RD: We have launched Aina photo agency. If all the magazines in the world would look first at Aina Photo’s website when they are looking for pictures from Afghanistan, or if we can find a way to promote Aina Photo’s website, it will help its operation. So I’m talking to photo buyers first. If we sold one picture per day, at say $200, it would help the whole agency to run. If we can bring magazines in the world to understand that if you buy pictures from them, you are helping, because we are training more photographers now. You just helped train more photographers. And editors don’t take money out of their pockets, they get good pictures.

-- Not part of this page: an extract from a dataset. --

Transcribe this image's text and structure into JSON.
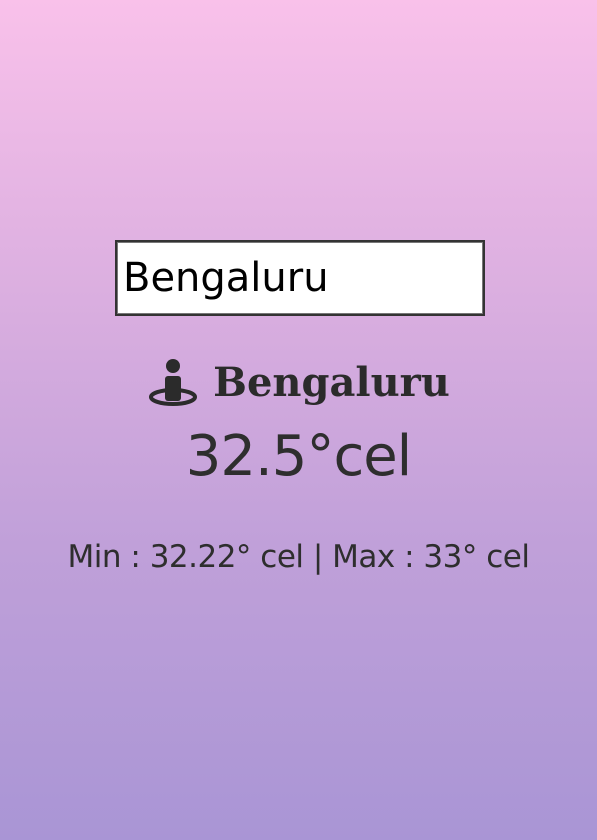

If you give one assignment to an Aina photographer, instead of sending one person from Paris, you save hotel, interpreter, guide, and security fee. You save a lot of money. You gain by saying : I got better pictures, the pictures I wanted. But also in other parts you have a better conscience.

If editors bought one picture per day, it would help the whole agency run.

For photographers to help, when I launch this whole international organization, I will need membership. I’m going to ask all my colleagues if they want to help this project by becoming a member. This is a new form of social networking internationally. Many photographers are passing through Afghanistan, so I invite them to come to Kabul and give a lecture. In return they’ll get a lot of help. One of the projects I’m thinking of launching will be an international worldwide auctioning of prints by famous photographers who want to help this project. Like I did.


Learn how to engage your audience and
build brand recognition across social
channels. Learn more...

Free eBook

Search Resolve



Pick your package. Pick your design.
No credit card required.

Start 14-day Free Trial
Compare packages